Hari was slow to gain weight from the start. She had some problems with feeding but should still have been gaining more weight than she did. She found feeding difficult but it seemed that no real attention was paid to this fact, rather there was some concentration on the ridiculous idea of me not feeding her enough.
Early on she developed some kind of infection and was what they referred to as 'jittery'. Blood tests were done whilst she was on SCBU but this revealed nothing. Once she was on the ward further blood tests were done as some of the doctors had an 'idea' but again this revealed nothing. There was also vague mention of a heart murmur but the doctors didn't seem to be able to make their minds up about whether or not this murmur existed! In general they didn't seem to give me much information about anything and when we went home after five weeks I was armed with a lot of instructions and very little information.
The instructions were related to things like Hari being fed three hourly - little and often - and she was not to be taken outside at all until her weight increased significantly. Apparently a home help was to be arranged for two hours twice a week to stay with Hari so that I could collect my eldest daughter from playschool and buy food. I was told that I had to rely on friends to take her to playschool and to shop for anything else we might need in the way of food on the other five days of the week - if I ran out of anything then I had to hope that a friend would be able to go and get it.
Maybe it was because they were so busy organising our lives and turning our home into a prison that they omitted to tell me something else. Something else that was vitally important.

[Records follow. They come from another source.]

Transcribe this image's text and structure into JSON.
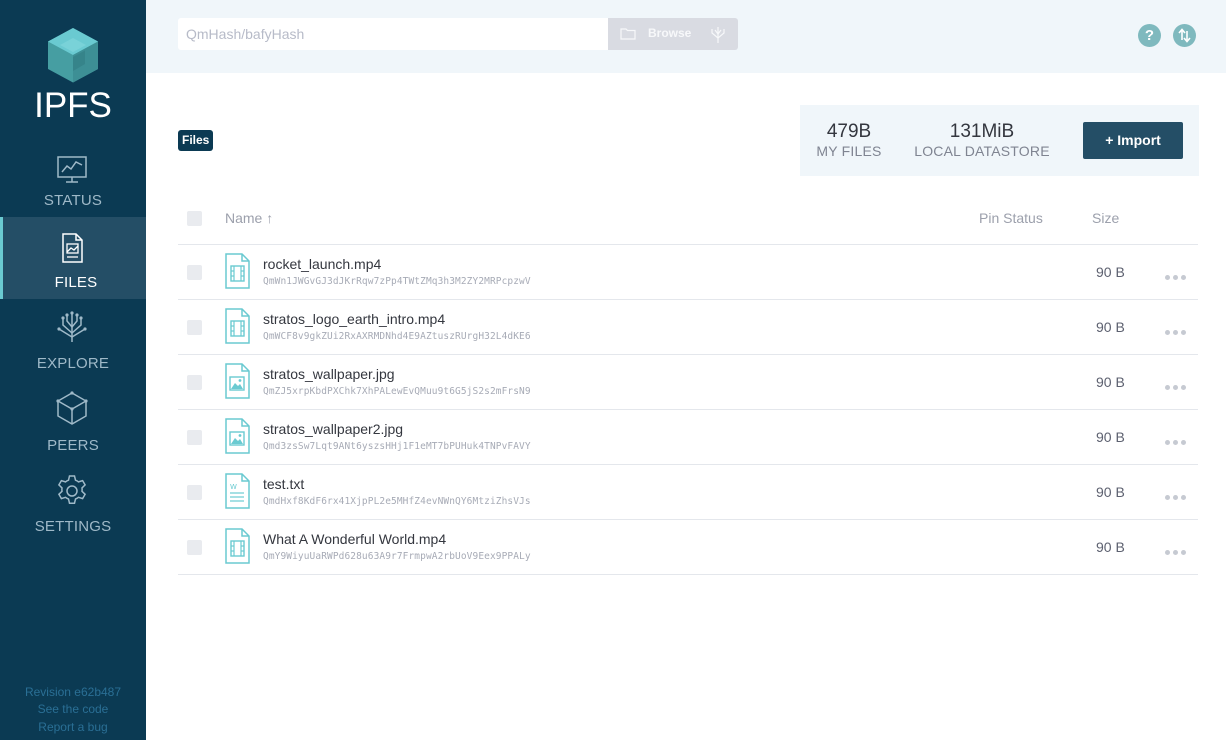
{
  "sidebar": {
    "logo_text": "IPFS",
    "items": [
      {
        "label": "STATUS",
        "icon": "status-monitor-icon"
      },
      {
        "label": "FILES",
        "icon": "files-document-icon",
        "active": true
      },
      {
        "label": "EXPLORE",
        "icon": "explore-tree-icon"
      },
      {
        "label": "PEERS",
        "icon": "peers-cube-icon"
      },
      {
        "label": "SETTINGS",
        "icon": "settings-gear-icon"
      }
    ],
    "footer": {
      "revision": "Revision e62b487",
      "see_code": "See the code",
      "report_bug": "Report a bug"
    }
  },
  "topbar": {
    "search_placeholder": "QmHash/bafyHash",
    "browse_label": "Browse",
    "help_label": "?"
  },
  "breadcrumb": "Files",
  "stats": {
    "my_files_value": "479B",
    "my_files_label": "MY FILES",
    "datastore_value": "131MiB",
    "datastore_label": "LOCAL DATASTORE",
    "import_label": "+ Import"
  },
  "table": {
    "headers": {
      "name": "Name ↑",
      "pin_status": "Pin Status",
      "size": "Size"
    },
    "rows": [
      {
        "name": "rocket_launch.mp4",
        "cid": "QmWn1JWGvGJ3dJKrRqw7zPp4TWtZMq3h3M2ZY2MRPcpzwV",
        "size": "90 B",
        "type": "video"
      },
      {
        "name": "stratos_logo_earth_intro.mp4",
        "cid": "QmWCF8v9gkZUi2RxAXRMDNhd4E9AZtuszRUrgH32L4dKE6",
        "size": "90 B",
        "type": "video"
      },
      {
        "name": "stratos_wallpaper.jpg",
        "cid": "QmZJ5xrpKbdPXChk7XhPALewEvQMuu9t6G5jS2s2mFrsN9",
        "size": "90 B",
        "type": "image"
      },
      {
        "name": "stratos_wallpaper2.jpg",
        "cid": "Qmd3zsSw7Lqt9ANt6yszsHHj1F1eMT7bPUHuk4TNPvFAVY",
        "size": "90 B",
        "type": "image"
      },
      {
        "name": "test.txt",
        "cid": "QmdHxf8KdF6rx41XjpPL2e5MHfZ4evNWnQY6MtziZhsVJs",
        "size": "90 B",
        "type": "text"
      },
      {
        "name": "What A Wonderful World.mp4",
        "cid": "QmY9WiyuUaRWPd628u63A9r7FrmpwA2rbUoV9Eex9PPALy",
        "size": "90 B",
        "type": "video"
      }
    ]
  },
  "colors": {
    "sidebar_bg": "#0b3a53",
    "sidebar_active": "#244e66",
    "accent_teal": "#6acad1",
    "topbar_bg": "#f0f6fa"
  }
}
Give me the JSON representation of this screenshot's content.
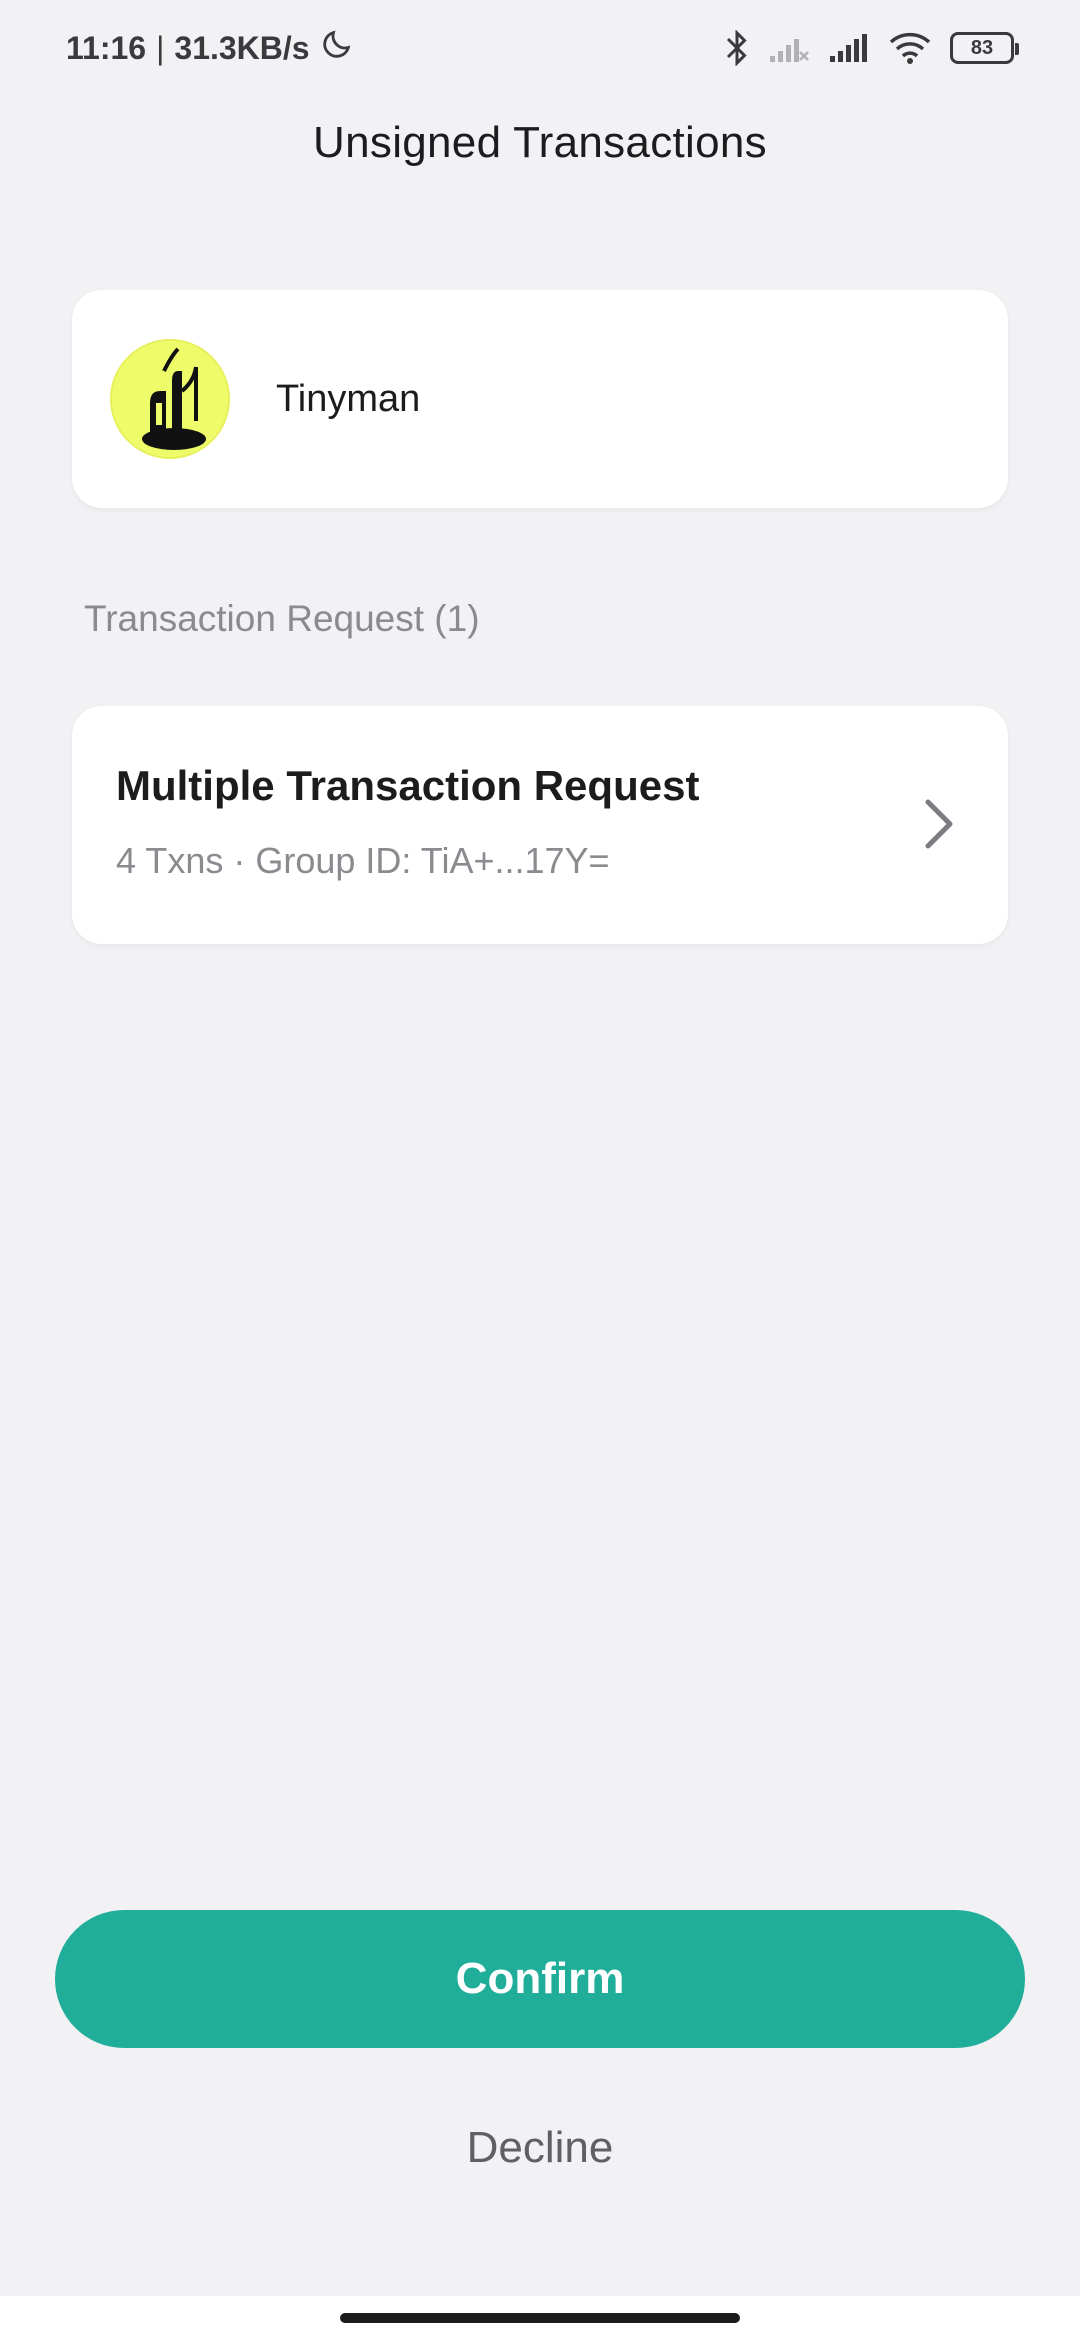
{
  "status_bar": {
    "time": "11:16",
    "separator": "|",
    "network_speed": "31.3KB/s",
    "battery": "83",
    "icons": [
      "moon-icon",
      "bluetooth-icon",
      "signal-x-icon",
      "signal-icon",
      "wifi-icon",
      "battery-icon"
    ]
  },
  "header": {
    "title": "Unsigned Transactions"
  },
  "dapp": {
    "name": "Tinyman",
    "logo": "tinyman-logo"
  },
  "section": {
    "label": "Transaction Request (1)"
  },
  "transaction": {
    "title": "Multiple Transaction Request",
    "subtitle": "4 Txns · Group ID: TiA+...17Y="
  },
  "actions": {
    "confirm_label": "Confirm",
    "decline_label": "Decline"
  },
  "colors": {
    "background": "#f2f2f4",
    "accent": "#20ae9a",
    "logo_bg": "#eefc6a"
  }
}
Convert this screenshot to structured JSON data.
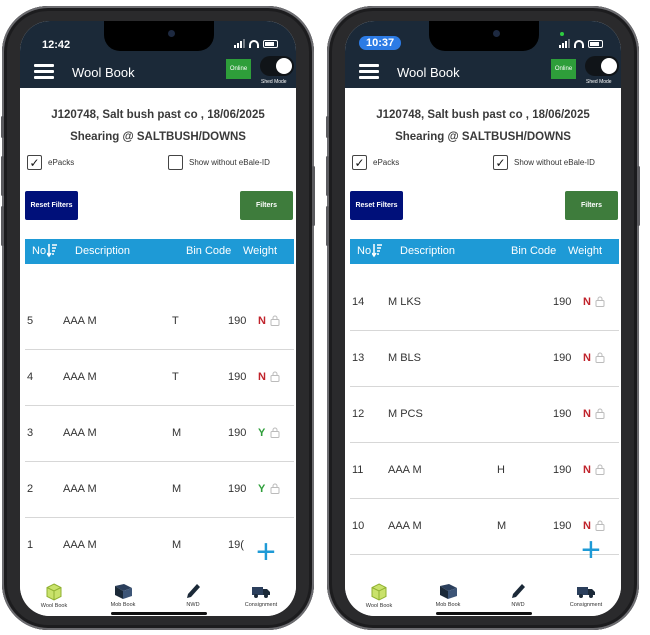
{
  "phones": [
    {
      "status": {
        "time": "12:42"
      },
      "app": {
        "title": "Wool Book",
        "online": "Online",
        "shed_mode": "Shed Mode"
      },
      "job": {
        "line1": "J120748, Salt bush past co , 18/06/2025",
        "line2": "Shearing @ SALTBUSH/DOWNS"
      },
      "filters": {
        "epacks_label": "ePacks",
        "epacks_checked": true,
        "without_ebale_label": "Show without eBale-ID",
        "without_ebale_checked": false,
        "reset_label": "Reset Filters",
        "filters_label": "Filters"
      },
      "table": {
        "headers": {
          "no": "No",
          "description": "Description",
          "bin_code": "Bin Code",
          "weight": "Weight"
        },
        "rows": [
          {
            "no": "5",
            "description": "AAA M",
            "bin": "T",
            "weight": "190",
            "flag": "N"
          },
          {
            "no": "4",
            "description": "AAA M",
            "bin": "T",
            "weight": "190",
            "flag": "N"
          },
          {
            "no": "3",
            "description": "AAA M",
            "bin": "M",
            "weight": "190",
            "flag": "Y"
          },
          {
            "no": "2",
            "description": "AAA M",
            "bin": "M",
            "weight": "190",
            "flag": "Y"
          },
          {
            "no": "1",
            "description": "AAA M",
            "bin": "M",
            "weight": "19(",
            "flag": ""
          }
        ]
      },
      "nav": [
        "Wool Book",
        "Mob Book",
        "NWD",
        "Consignment"
      ]
    },
    {
      "status": {
        "time": "10:37"
      },
      "app": {
        "title": "Wool Book",
        "online": "Online",
        "shed_mode": "Shed Mode"
      },
      "job": {
        "line1": "J120748, Salt bush past co , 18/06/2025",
        "line2": "Shearing @ SALTBUSH/DOWNS"
      },
      "filters": {
        "epacks_label": "ePacks",
        "epacks_checked": true,
        "without_ebale_label": "Show without eBale-ID",
        "without_ebale_checked": true,
        "reset_label": "Reset Filters",
        "filters_label": "Filters"
      },
      "table": {
        "headers": {
          "no": "No",
          "description": "Description",
          "bin_code": "Bin Code",
          "weight": "Weight"
        },
        "rows": [
          {
            "no": "14",
            "description": "M LKS",
            "bin": "",
            "weight": "190",
            "flag": "N"
          },
          {
            "no": "13",
            "description": "M BLS",
            "bin": "",
            "weight": "190",
            "flag": "N"
          },
          {
            "no": "12",
            "description": "M PCS",
            "bin": "",
            "weight": "190",
            "flag": "N"
          },
          {
            "no": "11",
            "description": "AAA M",
            "bin": "H",
            "weight": "190",
            "flag": "N"
          },
          {
            "no": "10",
            "description": "AAA M",
            "bin": "M",
            "weight": "190",
            "flag": "N"
          }
        ]
      },
      "nav": [
        "Wool Book",
        "Mob Book",
        "NWD",
        "Consignment"
      ]
    }
  ],
  "colors": {
    "appbar": "#1b2938",
    "header": "#1e9ad6",
    "reset": "#00107a",
    "filters": "#3e7c3c",
    "online": "#2e9e3a",
    "flag_n": "#c0232b",
    "flag_y": "#2e9e3a"
  }
}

They were already aware that Hari had some degree of disability - probably related to a brain injury - probably as a result of the birth complications.
They just didn't bother to tell me about it.
Obviously the learning process needed to be rapid!